## What this task involves
Among the records below, find the lines that contain "true" and copy each of them.

## Extracted entries
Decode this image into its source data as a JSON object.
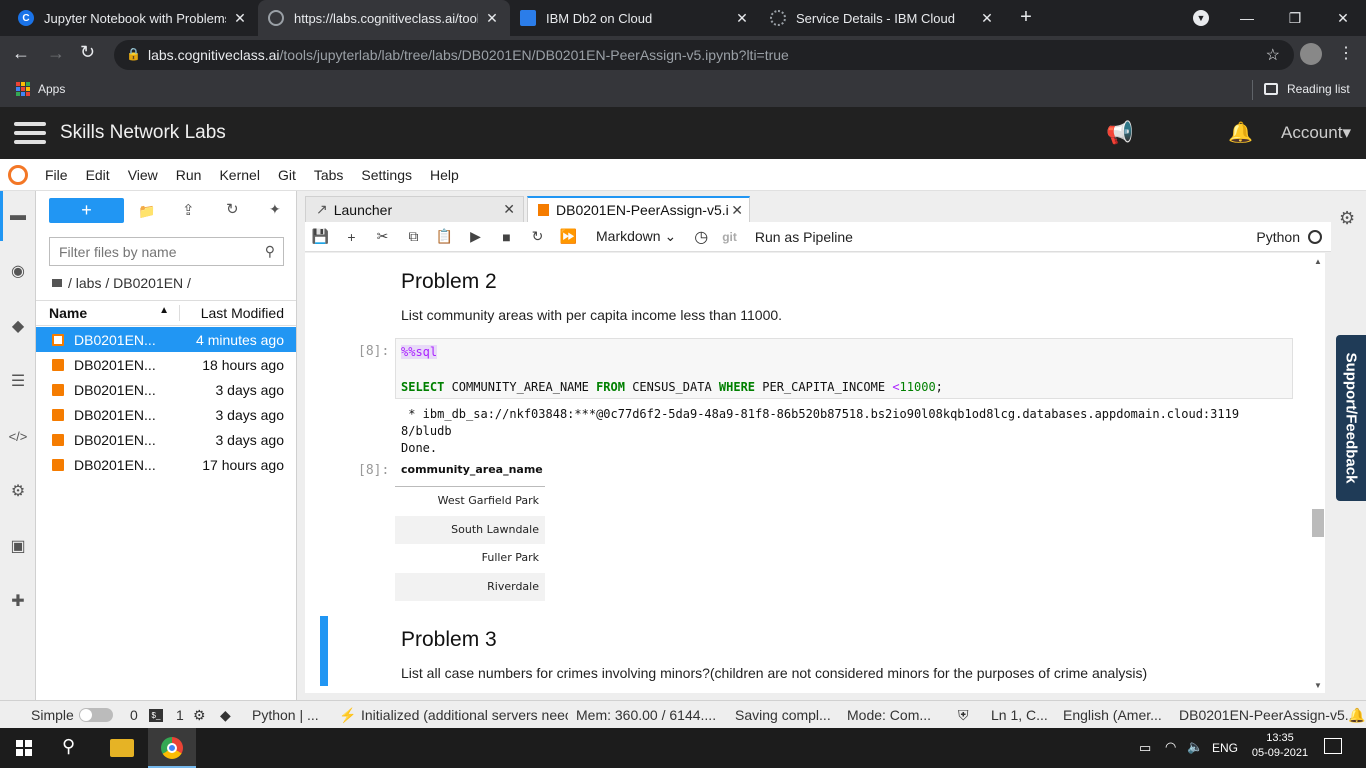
{
  "browser": {
    "tabs": [
      {
        "title": "Jupyter Notebook with Problems",
        "favicon": "cc-icon",
        "active": false
      },
      {
        "title": "https://labs.cognitiveclass.ai/tools/",
        "favicon": "globe-icon",
        "active": true
      },
      {
        "title": "IBM Db2 on Cloud",
        "favicon": "db2-icon",
        "active": false
      },
      {
        "title": "Service Details - IBM Cloud",
        "favicon": "ibmcloud-icon",
        "active": false
      }
    ],
    "url_host": "labs.cognitiveclass.ai",
    "url_path": "/tools/jupyterlab/lab/tree/labs/DB0201EN/DB0201EN-PeerAssign-v5.ipynb?lti=true",
    "bookmarks_apps": "Apps",
    "reading_list": "Reading list"
  },
  "sn_header": {
    "title": "Skills Network Labs",
    "account": "Account"
  },
  "menu": [
    "File",
    "Edit",
    "View",
    "Run",
    "Kernel",
    "Git",
    "Tabs",
    "Settings",
    "Help"
  ],
  "filebrowser": {
    "new_label": "+",
    "filter_placeholder": "Filter files by name",
    "breadcrumb": "/ labs / DB0201EN /",
    "col_name": "Name",
    "col_modified": "Last Modified",
    "files": [
      {
        "name": "DB0201EN...",
        "modified": "4 minutes ago",
        "selected": true
      },
      {
        "name": "DB0201EN...",
        "modified": "18 hours ago",
        "selected": false
      },
      {
        "name": "DB0201EN...",
        "modified": "3 days ago",
        "selected": false
      },
      {
        "name": "DB0201EN...",
        "modified": "3 days ago",
        "selected": false
      },
      {
        "name": "DB0201EN...",
        "modified": "3 days ago",
        "selected": false
      },
      {
        "name": "DB0201EN...",
        "modified": "17 hours ago",
        "selected": false
      }
    ]
  },
  "notebook": {
    "tab_launcher": "Launcher",
    "tab_notebook": "DB0201EN-PeerAssign-v5.i",
    "cell_type": "Markdown",
    "git_label": "git",
    "run_pipeline": "Run as Pipeline",
    "kernel": "Python",
    "problem2_title": "Problem 2",
    "problem2_text": "List community areas with per capita income less than 11000.",
    "prompt_in": "[8]:",
    "code_magic": "%%sql",
    "code_kw1": "SELECT",
    "code_t1": " COMMUNITY_AREA_NAME ",
    "code_kw2": "FROM",
    "code_t2": " CENSUS_DATA ",
    "code_kw3": "WHERE",
    "code_t3": " PER_CAPITA_INCOME ",
    "code_op": "<",
    "code_num": "11000",
    "code_end": ";",
    "output_line1": " * ibm_db_sa://nkf03848:***@0c77d6f2-5da9-48a9-81f8-86b520b87518.bs2io90l08kqb1od8lcg.databases.appdomain.cloud:3119",
    "output_line2": "8/bludb",
    "output_line3": "Done.",
    "prompt_out": "[8]:",
    "table_header": "community_area_name",
    "table_rows": [
      "West Garfield Park",
      "South Lawndale",
      "Fuller Park",
      "Riverdale"
    ],
    "problem3_title": "Problem 3",
    "problem3_text": "List all case numbers for crimes involving minors?(children are not considered minors for the purposes of crime analysis)"
  },
  "support_label": "Support/Feedback",
  "statusbar": {
    "mode": "Simple",
    "terminals": "0",
    "kernels": "1",
    "kernel_name": "Python | ...",
    "lsp": "Initialized (additional servers neec",
    "mem": "Mem: 360.00 / 6144....",
    "saving": "Saving compl...",
    "edit_mode": "Mode: Com...",
    "cursor": "Ln 1, C...",
    "lang": "English (Amer...",
    "file": "DB0201EN-PeerAssign-v5..."
  },
  "taskbar": {
    "lang": "ENG",
    "time": "13:35",
    "date": "05-09-2021"
  },
  "colors": {
    "jupyter_blue": "#2196f3",
    "selected_row": "#2196f3",
    "sql_keyword": "#008000",
    "sql_magic_bg": "#e8d9f8"
  }
}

## Solved exercise
        "active": true
    "url_path": "/tools/jupyterlab/lab/tree/labs/DB0201EN/DB0201EN-PeerAssign-v5.ipynb?lti=true",
        "selected": true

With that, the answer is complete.